Such celebrations, which are now possible as social distancing restrictions have lifted, can help ease the grieving process, said Christy Denckla, a clinical psychologist and an incoming assistant professor of social and behavioral sciences at the Harvard T.H. Chan School of Public Health. Those who lost loved ones in earlier months of the pandemic were denied the comfort of being at their side in the hospital, forced to say goodbyes through FaceTime or Zoom, and couldn’t hold funerals or gatherings to celebrate the person’s life.

“I can’t imagine not having that final closure,” Katie Boisseau, 31, who lives in Southampton, said of the wake and gathering the family held for her husband, Phil, who died of the virus in early May. “Especially because I didn’t get to say goodbye to him physically.”

For Boisseau, the timing of the eased visitor policies at Baystate Medical Center in Springfield, where Phil was hospitalized, was particularly painful. Phil died early in the morning on May 3, the same day the hospital allowed some visitors again. The hospital told Boisseau she could say goodbye to her husband at 1 a.m. that day, but she was at home with her two young children and 30 minutes away. A final moment with him would have provided some comfort.

Advertisement



“The last time I saw my husband, he didn’t seem any sicker than a bad cold,” Boisseau said. “I have a hard time realizing that this is even my reality.”

Phil, who was 34, was an avid outdoor enthusiast who loved hunting and spending time in the woods of western Massachusetts, going on annual deep sea fishing trips with friends, and taking his son ice fishing. He loved to spend time with his three children, watching hunting shows on TV with them, baking cookies, and looking for deer together. Phil and Boisseau would go on cruises together to reconnect. One Christmas morning, Phil surprised her with the paperwork for a trip — he had been secretly saving up.

Phil Boisseau.
Phil Boisseau.Courtesy of Katie Boisseau
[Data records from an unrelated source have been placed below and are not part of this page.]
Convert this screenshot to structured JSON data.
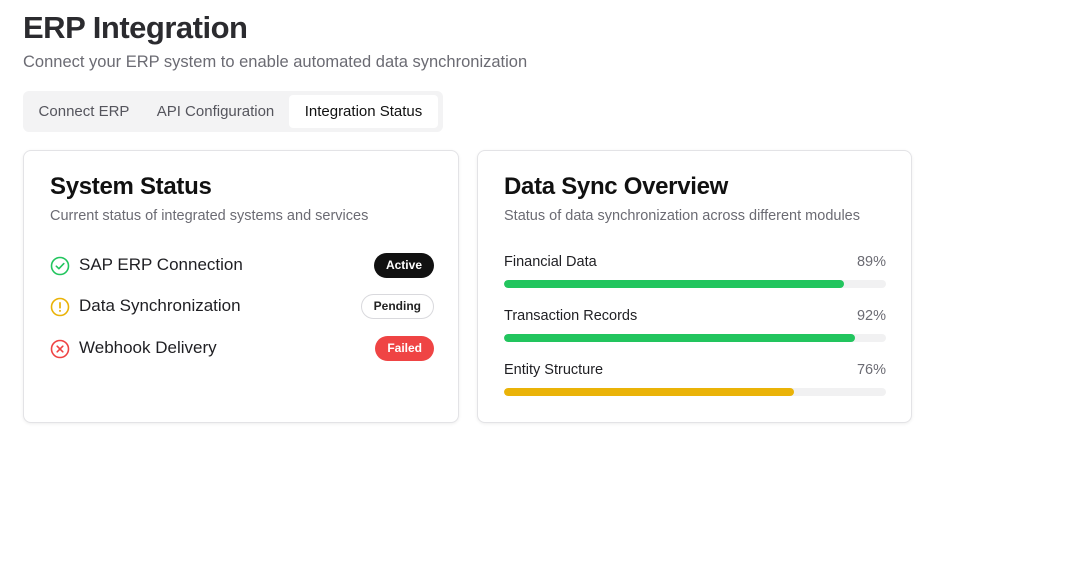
{
  "header": {
    "title": "ERP Integration",
    "subtitle": "Connect your ERP system to enable automated data synchronization"
  },
  "tabs": [
    {
      "label": "Connect ERP",
      "active": false
    },
    {
      "label": "API Configuration",
      "active": false
    },
    {
      "label": "Integration Status",
      "active": true
    }
  ],
  "system_status": {
    "title": "System Status",
    "description": "Current status of integrated systems and services",
    "items": [
      {
        "label": "SAP ERP Connection",
        "status": "Active",
        "icon": "check-circle-icon",
        "icon_color": "#22c55e"
      },
      {
        "label": "Data Synchronization",
        "status": "Pending",
        "icon": "alert-circle-icon",
        "icon_color": "#eab308"
      },
      {
        "label": "Webhook Delivery",
        "status": "Failed",
        "icon": "x-circle-icon",
        "icon_color": "#ef4444"
      }
    ]
  },
  "sync_overview": {
    "title": "Data Sync Overview",
    "description": "Status of data synchronization across different modules",
    "items": [
      {
        "label": "Financial Data",
        "percent_label": "89%",
        "percent": 89,
        "color": "#22c55e"
      },
      {
        "label": "Transaction Records",
        "percent_label": "92%",
        "percent": 92,
        "color": "#22c55e"
      },
      {
        "label": "Entity Structure",
        "percent_label": "76%",
        "percent": 76,
        "color": "#eab308"
      }
    ]
  }
}
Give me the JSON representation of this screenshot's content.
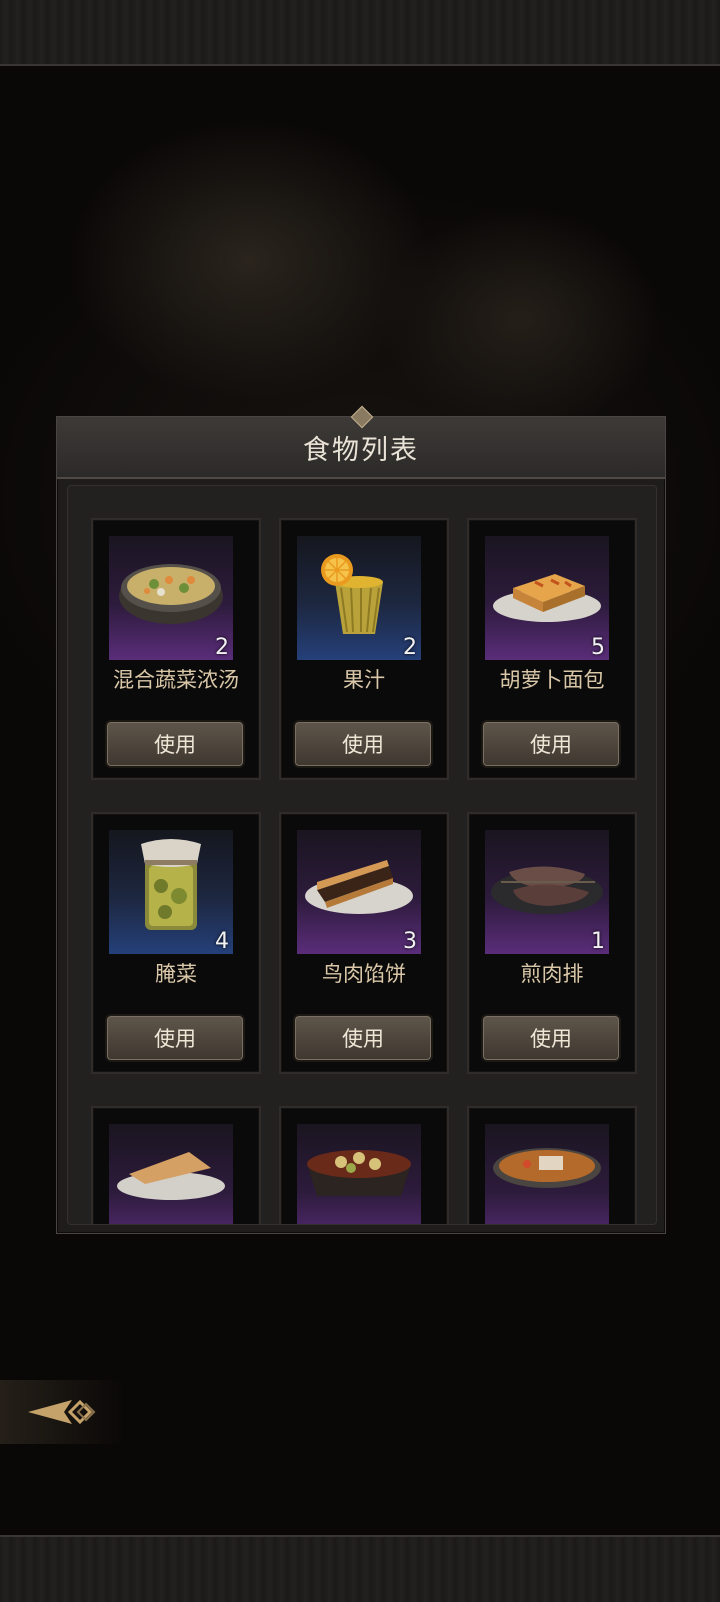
{
  "panel": {
    "title": "食物列表"
  },
  "use_label": "使用",
  "items": [
    {
      "name": "混合蔬菜浓汤",
      "qty": "2",
      "rarity": "purple",
      "icon": "vegetable-soup-icon"
    },
    {
      "name": "果汁",
      "qty": "2",
      "rarity": "blue",
      "icon": "juice-icon"
    },
    {
      "name": "胡萝卜面包",
      "qty": "5",
      "rarity": "purple",
      "icon": "carrot-bread-icon"
    },
    {
      "name": "腌菜",
      "qty": "4",
      "rarity": "blue",
      "icon": "pickle-jar-icon"
    },
    {
      "name": "鸟肉馅饼",
      "qty": "3",
      "rarity": "purple",
      "icon": "bird-meat-pie-icon"
    },
    {
      "name": "煎肉排",
      "qty": "1",
      "rarity": "purple",
      "icon": "fried-steak-icon"
    }
  ],
  "partial_items": [
    {
      "rarity": "purple",
      "icon": "pie-slice-icon"
    },
    {
      "rarity": "purple",
      "icon": "stew-icon"
    },
    {
      "rarity": "purple",
      "icon": "curry-bowl-icon"
    }
  ],
  "colors": {
    "rarity_purple": "#5a2d7a",
    "rarity_blue": "#25407a",
    "title_text": "#e9e2d6",
    "name_text": "#d9c7a8"
  }
}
He was an incredibly hard-working person, Boisseau said, a heavy equipment operator and the owner of an asphalt maintenance business.

For Boisseau, Massachusetts’ reopening represents a welcome change after a year filled with tragedy.

“I think there’s going to be a time no matter what when things need to reopen,” Boisseau said. “And I don’t know that putting it off would make any difference.”

She feels that even in his death, Phil has guided her, as he did 10 months ago when Boisseau’s mother died. She hears his voice in her head, encouraging her to show up for work and be present for their two children, who are 2 and 3 years old, and her 10-year-old stepson.

“He was the most cheerful, optimistic, loved, loved, loved life kind of guy,” Boisseau said. “And I hold on to that. And I just think that he would not want me miserable. That’s just not even an option. So I have to hold my head up because Phil would not have wanted it any other way.”

Katie and Phil Boisseau.
Katie and Phil Boisseau.Courtesy of Katie Boisseau

For others, there’s a dissonance between grieving the loss of a loved one to the virus while those around them revel in restored freedoms.

“It’s not fair that my mom passed away from this virus, and now it seems like a month later, we’re back to normal,” said Pica. “To me, this will never be normal.”


Amanda Kaufman can be reached at amanda.kaufman@globe.com. Follow her on Twitter @amandakauf1.